Start of Block

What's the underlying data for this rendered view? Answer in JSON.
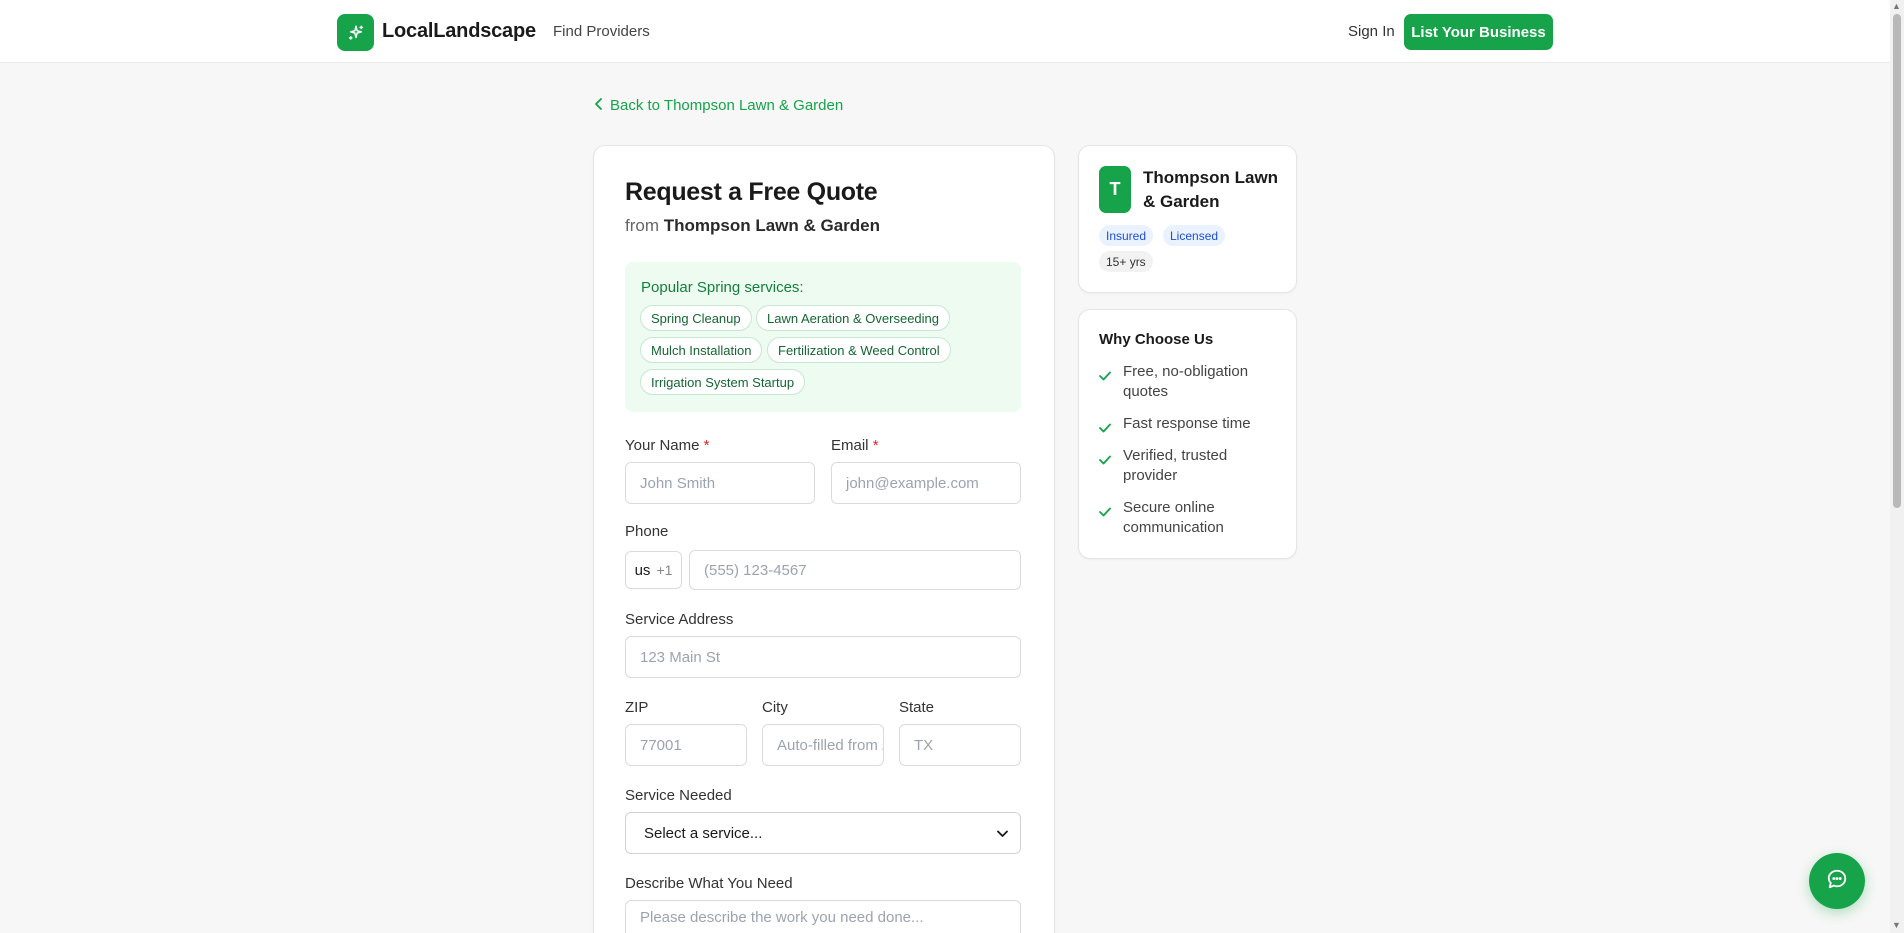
{
  "header": {
    "brand": "LocalLandscape",
    "nav_find": "Find Providers",
    "sign_in": "Sign In",
    "list_business": "List Your Business"
  },
  "back_link": "Back to Thompson Lawn & Garden",
  "form": {
    "title": "Request a Free Quote",
    "from_prefix": "from",
    "provider": "Thompson Lawn & Garden",
    "promo_title": "Popular Spring services:",
    "services": [
      "Spring Cleanup",
      "Lawn Aeration & Overseeding",
      "Mulch Installation",
      "Fertilization & Weed Control",
      "Irrigation System Startup"
    ],
    "name_label": "Your Name",
    "name_placeholder": "John Smith",
    "email_label": "Email",
    "email_placeholder": "john@example.com",
    "required_mark": "*",
    "phone_label": "Phone",
    "phone_country": "us",
    "phone_dial": "+1",
    "phone_placeholder": "(555) 123-4567",
    "address_label": "Service Address",
    "address_placeholder": "123 Main St",
    "zip_label": "ZIP",
    "zip_placeholder": "77001",
    "city_label": "City",
    "city_placeholder": "Auto-filled from ZIP",
    "state_label": "State",
    "state_placeholder": "TX",
    "service_label": "Service Needed",
    "service_selected": "Select a service...",
    "describe_label": "Describe What You Need",
    "describe_placeholder": "Please describe the work you need done..."
  },
  "provider_card": {
    "initial": "T",
    "name": "Thompson Lawn & Garden",
    "badges": [
      "Insured",
      "Licensed",
      "15+ yrs"
    ]
  },
  "why": {
    "title": "Why Choose Us",
    "items": [
      "Free, no-obligation quotes",
      "Fast response time",
      "Verified, trusted provider",
      "Secure online communication"
    ]
  },
  "colors": {
    "accent": "#16a34a",
    "promo_bg": "#edfbf1",
    "badge_blue": "#1d4ed8",
    "required": "#dc2626"
  }
}
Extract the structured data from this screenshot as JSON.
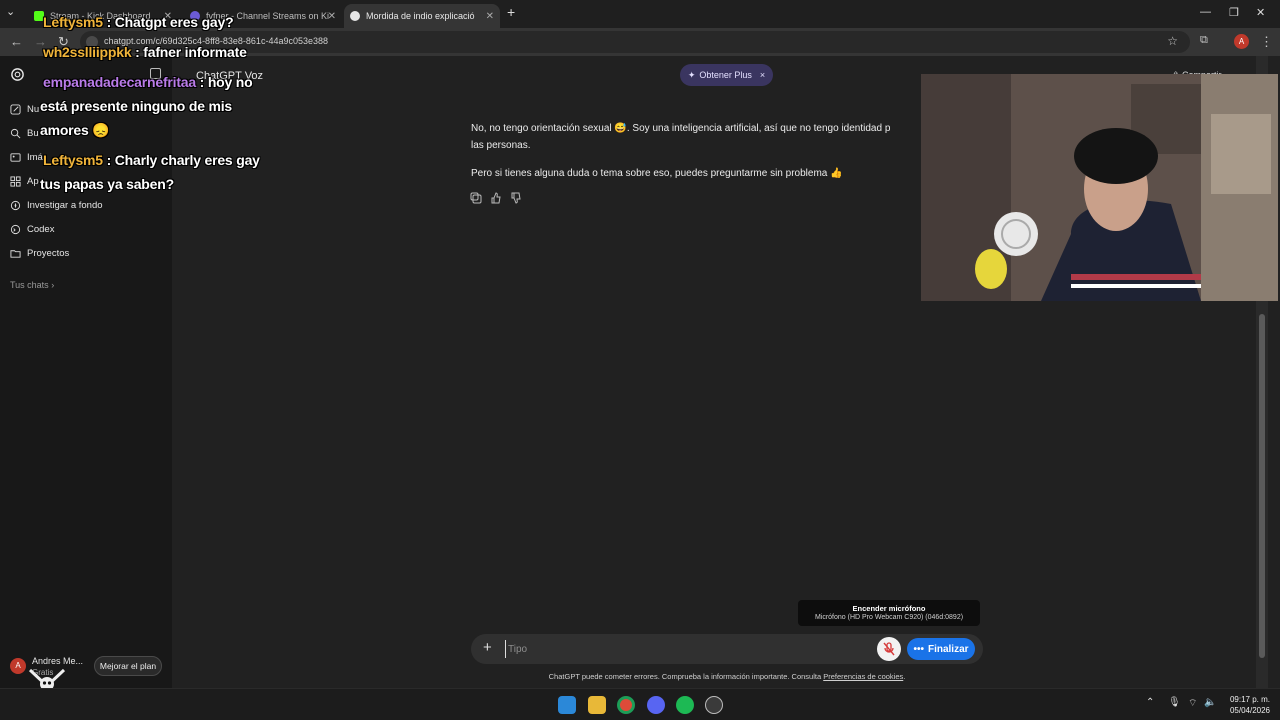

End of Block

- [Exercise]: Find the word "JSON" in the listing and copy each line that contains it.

- [Answer to this problem]:
What's the underlying data for this rendered view? Answer in JSON.
Extract the structured data from this screenshot as JSON.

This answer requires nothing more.